The top Democrat on the House Oversight Committee says Flynn misinformed the Defense Department last year about foreign payments he received from a state-run Russian TV channel.
In a letter to the House Oversight Committee chairman Monday, a top Democratic lawmaker suggested former National Security Advisor Michael Flynn broke the law last year by making false statements during a background-check interview for his top-secret security clearance. Lying to federal investigators during a background check can be a felony under federal law.
Maryland Representative Elijah Cummings, who serves as the ranking member on the Oversight Committee, said Flynn may have lied to Defense Department examiners about his foreign income sources while under questioning.

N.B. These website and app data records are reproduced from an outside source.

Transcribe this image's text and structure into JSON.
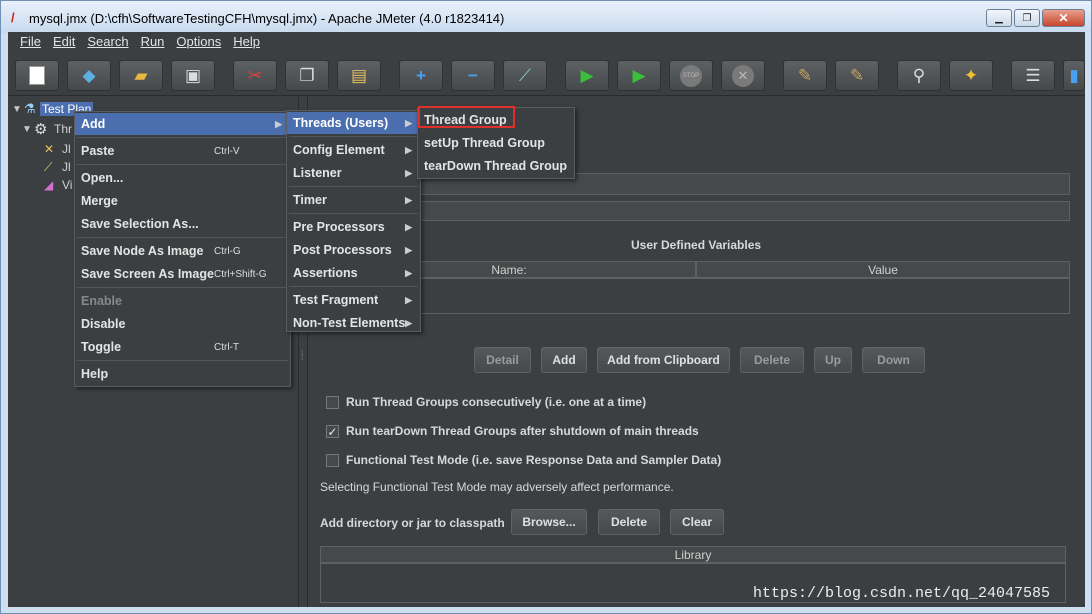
{
  "window": {
    "title": "mysql.jmx (D:\\cfh\\SoftwareTestingCFH\\mysql.jmx) - Apache JMeter (4.0 r1823414)",
    "controls": [
      "▁",
      "❐",
      "✕"
    ]
  },
  "menubar": [
    "File",
    "Edit",
    "Search",
    "Run",
    "Options",
    "Help"
  ],
  "toolbar_icons": [
    "new-icon",
    "templates-icon",
    "open-icon",
    "save-icon",
    "cut-icon",
    "copy-icon",
    "paste-icon",
    "expand-icon",
    "collapse-icon",
    "toggle-icon",
    "start-icon",
    "start-no-pause-icon",
    "stop-icon",
    "shutdown-icon",
    "clear-icon",
    "clear-all-icon",
    "search-icon",
    "reset-search-icon",
    "function-helper-icon",
    "help-icon"
  ],
  "tree": {
    "root": "Test Plan",
    "children": [
      "Thr",
      "Jl",
      "Jl",
      "Vi"
    ]
  },
  "context_menu": {
    "items": [
      {
        "label": "Add",
        "shortcut": "",
        "submenu": true,
        "highlighted": true
      },
      {
        "label": "Paste",
        "shortcut": "Ctrl-V"
      },
      {
        "label": "Open...",
        "shortcut": ""
      },
      {
        "label": "Merge",
        "shortcut": ""
      },
      {
        "label": "Save Selection As...",
        "shortcut": ""
      },
      {
        "label": "Save Node As Image",
        "shortcut": "Ctrl-G"
      },
      {
        "label": "Save Screen As Image",
        "shortcut": "Ctrl+Shift-G"
      },
      {
        "label": "Enable",
        "shortcut": "",
        "disabled": true
      },
      {
        "label": "Disable",
        "shortcut": ""
      },
      {
        "label": "Toggle",
        "shortcut": "Ctrl-T"
      },
      {
        "label": "Help",
        "shortcut": ""
      }
    ]
  },
  "add_submenu": {
    "items": [
      "Threads (Users)",
      "Config Element",
      "Listener",
      "Timer",
      "Pre Processors",
      "Post Processors",
      "Assertions",
      "Test Fragment",
      "Non-Test Elements"
    ]
  },
  "threads_submenu": {
    "items": [
      "Thread Group",
      "setUp Thread Group",
      "tearDown Thread Group"
    ],
    "selected": "Thread Group"
  },
  "test_plan_panel": {
    "variables_title": "User Defined Variables",
    "table_headers": [
      "Name:",
      "Value"
    ],
    "buttons": [
      "Detail",
      "Add",
      "Add from Clipboard",
      "Delete",
      "Up",
      "Down"
    ],
    "checkboxes": [
      {
        "label": "Run Thread Groups consecutively (i.e. one at a time)",
        "checked": false
      },
      {
        "label": "Run tearDown Thread Groups after shutdown of main threads",
        "checked": true
      },
      {
        "label": "Functional Test Mode (i.e. save Response Data and Sampler Data)",
        "checked": false
      }
    ],
    "functional_note": "Selecting Functional Test Mode may adversely affect performance.",
    "classpath_label": "Add directory or jar to classpath",
    "classpath_buttons": [
      "Browse...",
      "Delete",
      "Clear"
    ],
    "library_header": "Library"
  },
  "watermark": "https://blog.csdn.net/qq_24047585"
}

The letter, addressed to his Republican counterpart Jason Chaffetz, quotes excerpts from the Defense Department’s Report of Information, a document typically filled out during the background-check interview. Pentagon investigators conducted Flynn’s interview in February 2016 after he applied for a routine five-year renewal of his top-secret clearance. The retired lieutenant general told them about a trip he’d taken to Moscow two months earlier, describing it as “a conference for the Russia media,” according to Cummings’s excerpts of the report.
The American president has surprised everyone with his enthusiasm for the Israeli-Palestinian peace process. But he might not understand what he's getting into.
JERUSALEM—Is Donald Trump the last best hope for the peace process?
As a candidate, Trump was an iconoclast in many ways, but by and large he hewed to the positions on Israel typical of Republican presidential candidates. Trump promised to move the United States Embassy from Tel Aviv to Jerusalem and railed against the Iran deal.
Trump’s promises reassured the Israeli right and the pro-Israel American right. He earned rave reviews from figures like the Jewish Home leader Naftali Bennett, who declared after the election that “Trump's victory is a tremendous opportunity for Israel to immediately announce its intention to renege on the idea of establishing Palestine in the heart of the country—a direct blow to our security and the justice of our cause.”
The story of a decades-long lead-poisoning lawsuit in New Orleans illustrates how the toxin destroys black families and communities alike.
Casey Billieson was fighting against the world.
Hers was a charge carried by many mothers: moving mountains to make the best future for her two sons. But the mountains she faced were taller than most. To start, she had to raise her boys in the Lafitte housing projects in Treme, near the epicenter of a crime wave in New Orleans. In the spring of 1994, like mothers in violent cities the world over, Billieson anticipated the bloom in murders the thaw would bring. Fueled by the drug trade and a rising scourge of police corruption and brutality, violence rose to unseen levels that year, and the city’s murder rate surged to the highest in the country.